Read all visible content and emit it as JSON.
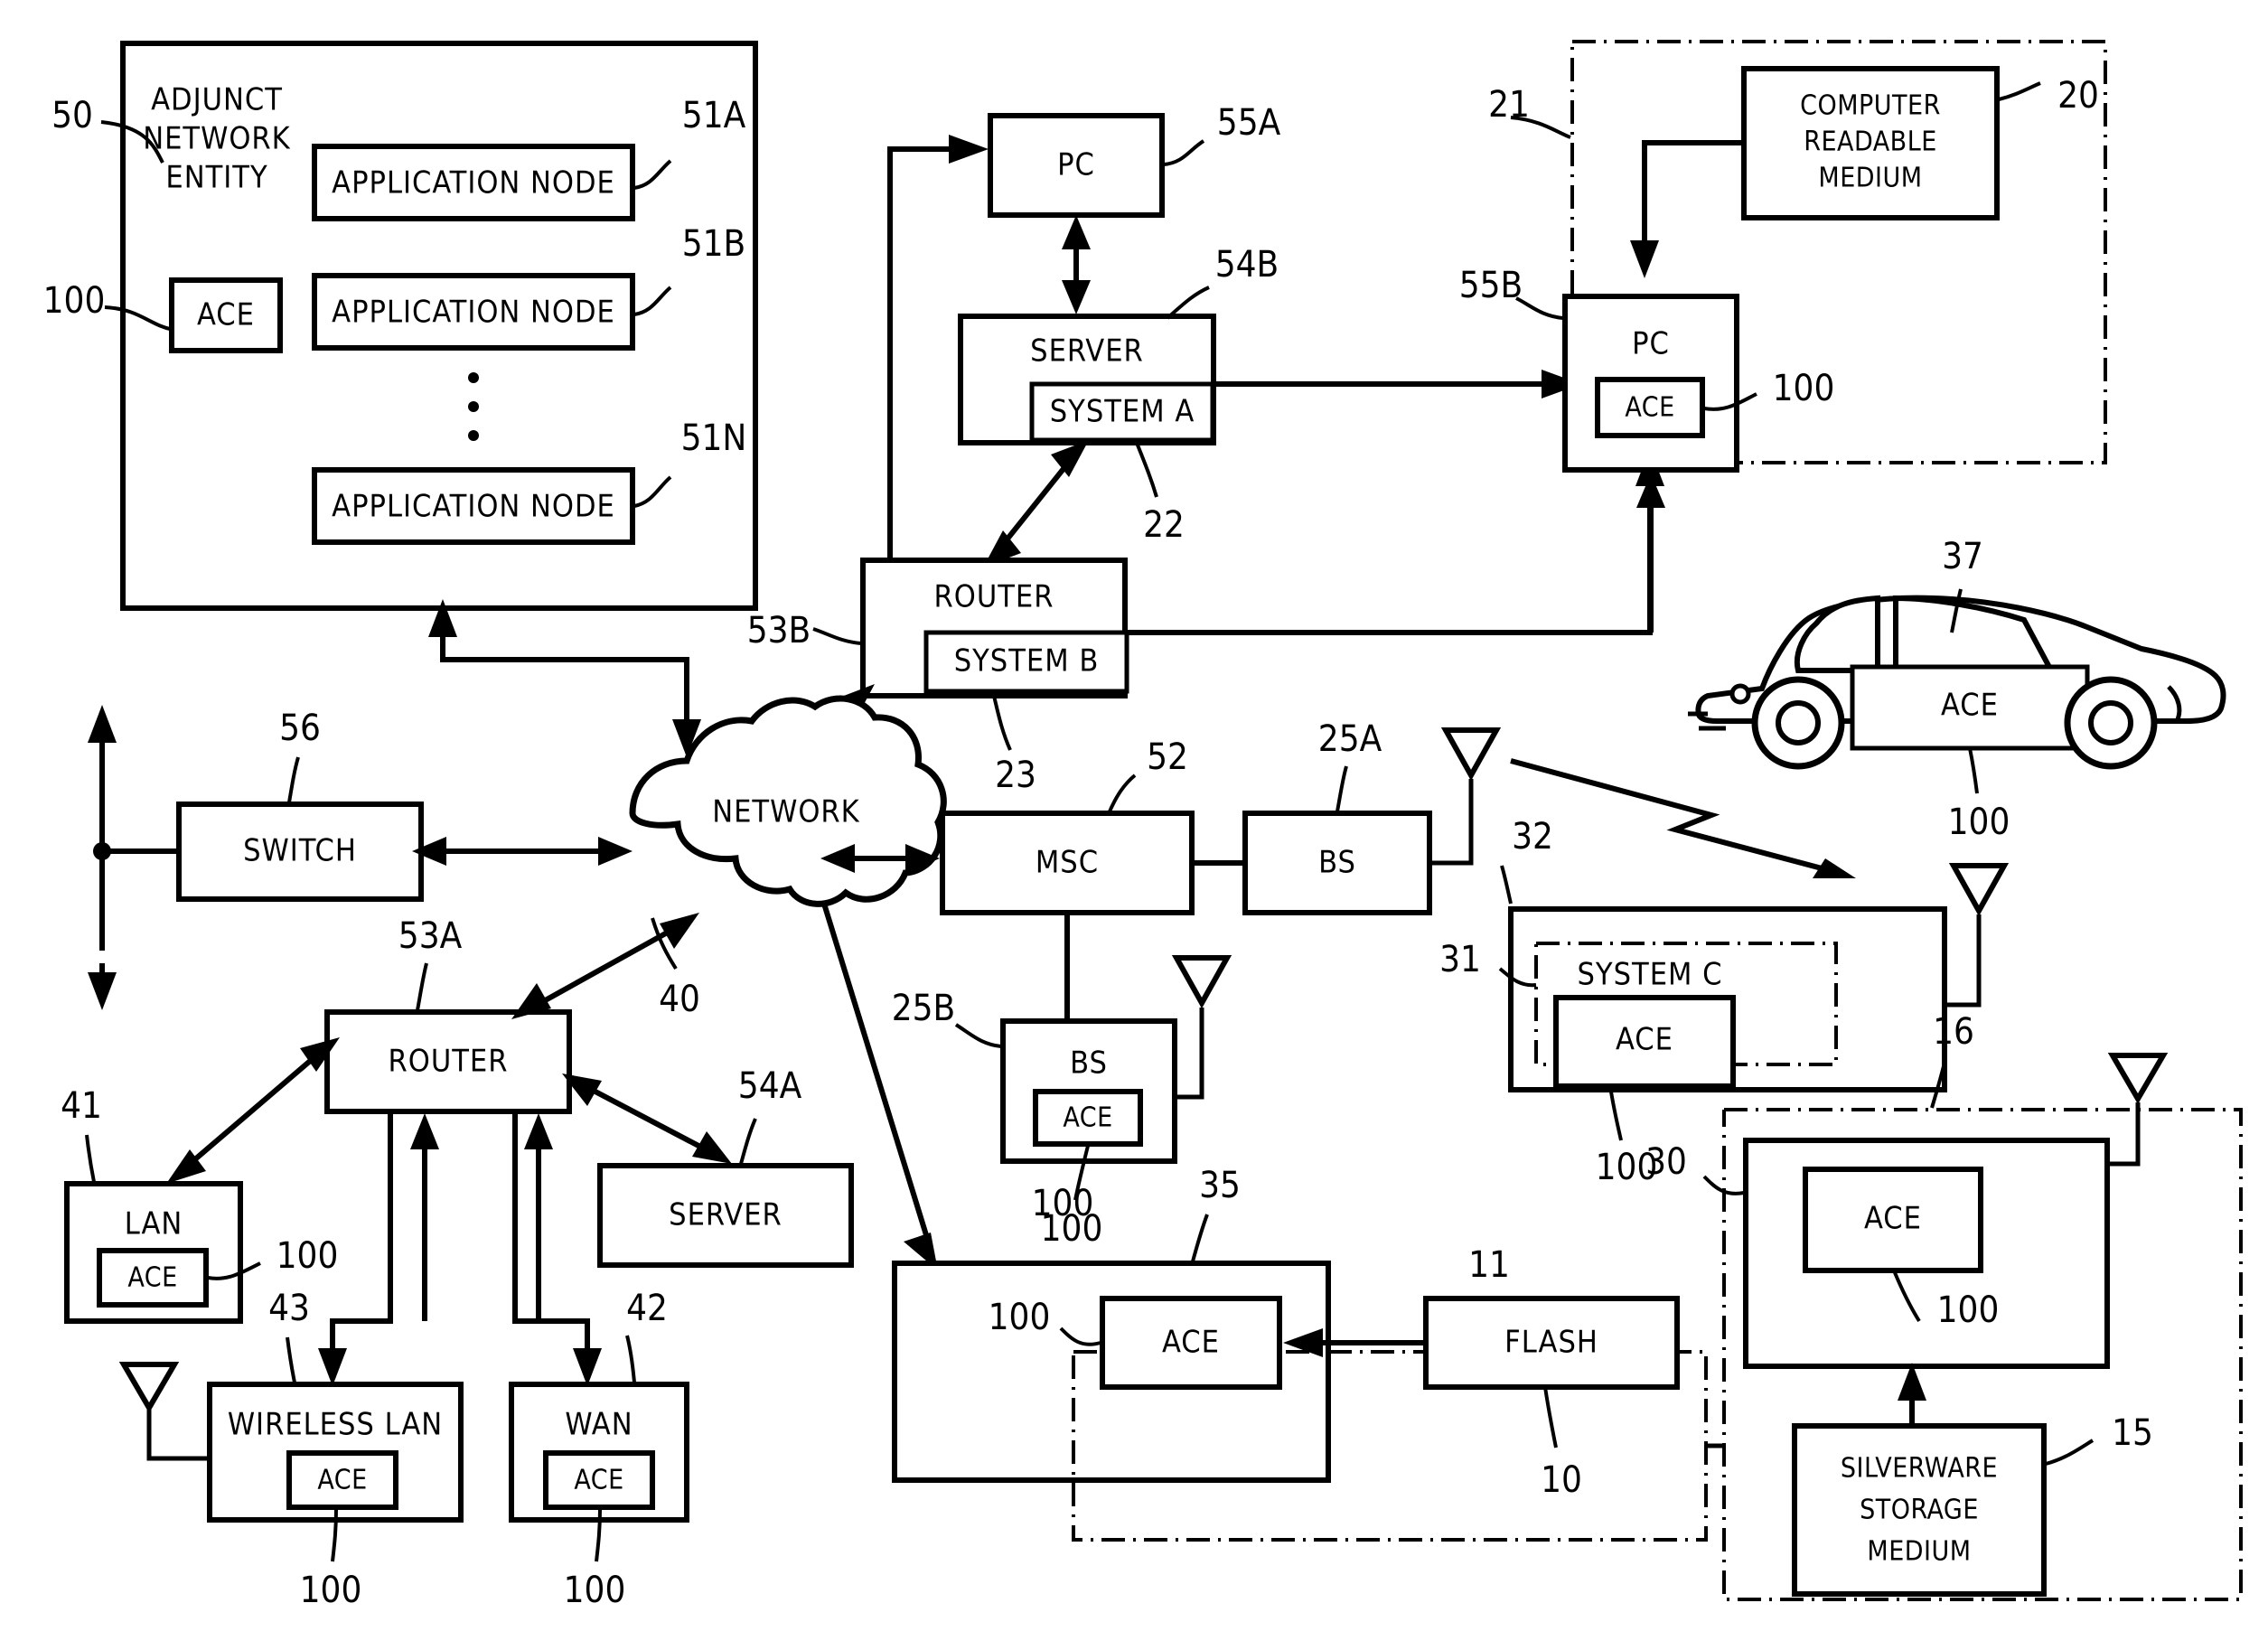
{
  "figure": {
    "kind": "patent-network-diagram",
    "ink": "#000000",
    "paper": "#ffffff"
  },
  "adjunct": {
    "title_l1": "ADJUNCT",
    "title_l2": "NETWORK",
    "title_l3": "ENTITY",
    "ref": "50",
    "ace_label": "ACE",
    "ace_ref": "100",
    "nodes": [
      {
        "label": "APPLICATION NODE",
        "ref": "51A"
      },
      {
        "label": "APPLICATION NODE",
        "ref": "51B"
      },
      {
        "label": "APPLICATION NODE",
        "ref": "51N"
      }
    ],
    "ellipsis": "⋮"
  },
  "center": {
    "pc_top": {
      "label": "PC",
      "ref": "55A"
    },
    "server": {
      "label": "SERVER",
      "sub": "SYSTEM A",
      "ref": "54B",
      "sub_ref": "22"
    },
    "router": {
      "label": "ROUTER",
      "sub": "SYSTEM B",
      "ref": "53B",
      "sub_ref": "23"
    },
    "network": {
      "label": "NETWORK",
      "ref": "40"
    },
    "switch": {
      "label": "SWITCH",
      "ref": "56"
    },
    "msc": {
      "label": "MSC",
      "ref": "52"
    },
    "bs_a": {
      "label": "BS",
      "ref": "25A"
    },
    "bs_b": {
      "label": "BS",
      "ace_label": "ACE",
      "ref": "25B",
      "ace_ref": "100"
    }
  },
  "topright": {
    "enclosure_ref": "21",
    "medium": {
      "l1": "COMPUTER",
      "l2": "READABLE",
      "l3": "MEDIUM",
      "ref": "20"
    },
    "pc": {
      "label": "PC",
      "ref": "55B",
      "ace_label": "ACE",
      "ace_ref": "100"
    }
  },
  "car": {
    "ref": "37",
    "ace_label": "ACE",
    "ace_ref": "100"
  },
  "systemc": {
    "label": "SYSTEM C",
    "ace_label": "ACE",
    "outer_ref": "32",
    "inner_ref": "31",
    "ace_ref": "100"
  },
  "bottomleft": {
    "router": {
      "label": "ROUTER",
      "ref": "53A"
    },
    "lan": {
      "label": "LAN",
      "ace_label": "ACE",
      "ref": "41",
      "ace_ref": "100"
    },
    "wireless_lan": {
      "label": "WIRELESS LAN",
      "ace_label": "ACE",
      "ref": "43",
      "ace_ref": "100"
    },
    "wan": {
      "label": "WAN",
      "ace_label": "ACE",
      "ref": "42",
      "ace_ref": "100"
    },
    "server": {
      "label": "SERVER",
      "ref": "54A"
    }
  },
  "bottommid": {
    "outer_ref": "35",
    "dashed_ref": "11",
    "ace_label": "ACE",
    "ace_ref_outer": "100",
    "ace_ref_inner": "100",
    "flash": {
      "label": "FLASH",
      "ref": "10"
    }
  },
  "bottomright": {
    "dashed_ref": "16",
    "box_ref": "30",
    "ace_label": "ACE",
    "ace_ref": "100",
    "silverware": {
      "l1": "SILVERWARE",
      "l2": "STORAGE",
      "l3": "MEDIUM",
      "ref": "15"
    }
  }
}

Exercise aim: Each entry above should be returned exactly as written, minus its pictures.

Your response:
Read all visible content and emit it as JSON.
{
  "figure": {
    "kind": "patent-network-diagram",
    "ink": "#000000",
    "paper": "#ffffff"
  },
  "adjunct": {
    "title_l1": "ADJUNCT",
    "title_l2": "NETWORK",
    "title_l3": "ENTITY",
    "ref": "50",
    "ace_label": "ACE",
    "ace_ref": "100",
    "nodes": [
      {
        "label": "APPLICATION NODE",
        "ref": "51A"
      },
      {
        "label": "APPLICATION NODE",
        "ref": "51B"
      },
      {
        "label": "APPLICATION NODE",
        "ref": "51N"
      }
    ],
    "ellipsis": "⋮"
  },
  "center": {
    "pc_top": {
      "label": "PC",
      "ref": "55A"
    },
    "server": {
      "label": "SERVER",
      "sub": "SYSTEM A",
      "ref": "54B",
      "sub_ref": "22"
    },
    "router": {
      "label": "ROUTER",
      "sub": "SYSTEM B",
      "ref": "53B",
      "sub_ref": "23"
    },
    "network": {
      "label": "NETWORK",
      "ref": "40"
    },
    "switch": {
      "label": "SWITCH",
      "ref": "56"
    },
    "msc": {
      "label": "MSC",
      "ref": "52"
    },
    "bs_a": {
      "label": "BS",
      "ref": "25A"
    },
    "bs_b": {
      "label": "BS",
      "ace_label": "ACE",
      "ref": "25B",
      "ace_ref": "100"
    }
  },
  "topright": {
    "enclosure_ref": "21",
    "medium": {
      "l1": "COMPUTER",
      "l2": "READABLE",
      "l3": "MEDIUM",
      "ref": "20"
    },
    "pc": {
      "label": "PC",
      "ref": "55B",
      "ace_label": "ACE",
      "ace_ref": "100"
    }
  },
  "car": {
    "ref": "37",
    "ace_label": "ACE",
    "ace_ref": "100"
  },
  "systemc": {
    "label": "SYSTEM C",
    "ace_label": "ACE",
    "outer_ref": "32",
    "inner_ref": "31",
    "ace_ref": "100"
  },
  "bottomleft": {
    "router": {
      "label": "ROUTER",
      "ref": "53A"
    },
    "lan": {
      "label": "LAN",
      "ace_label": "ACE",
      "ref": "41",
      "ace_ref": "100"
    },
    "wireless_lan": {
      "label": "WIRELESS LAN",
      "ace_label": "ACE",
      "ref": "43",
      "ace_ref": "100"
    },
    "wan": {
      "label": "WAN",
      "ace_label": "ACE",
      "ref": "42",
      "ace_ref": "100"
    },
    "server": {
      "label": "SERVER",
      "ref": "54A"
    }
  },
  "bottommid": {
    "outer_ref": "35",
    "dashed_ref": "11",
    "ace_label": "ACE",
    "ace_ref_outer": "100",
    "ace_ref_inner": "100",
    "flash": {
      "label": "FLASH",
      "ref": "10"
    }
  },
  "bottomright": {
    "dashed_ref": "16",
    "box_ref": "30",
    "ace_label": "ACE",
    "ace_ref": "100",
    "silverware": {
      "l1": "SILVERWARE",
      "l2": "STORAGE",
      "l3": "MEDIUM",
      "ref": "15"
    }
  }
}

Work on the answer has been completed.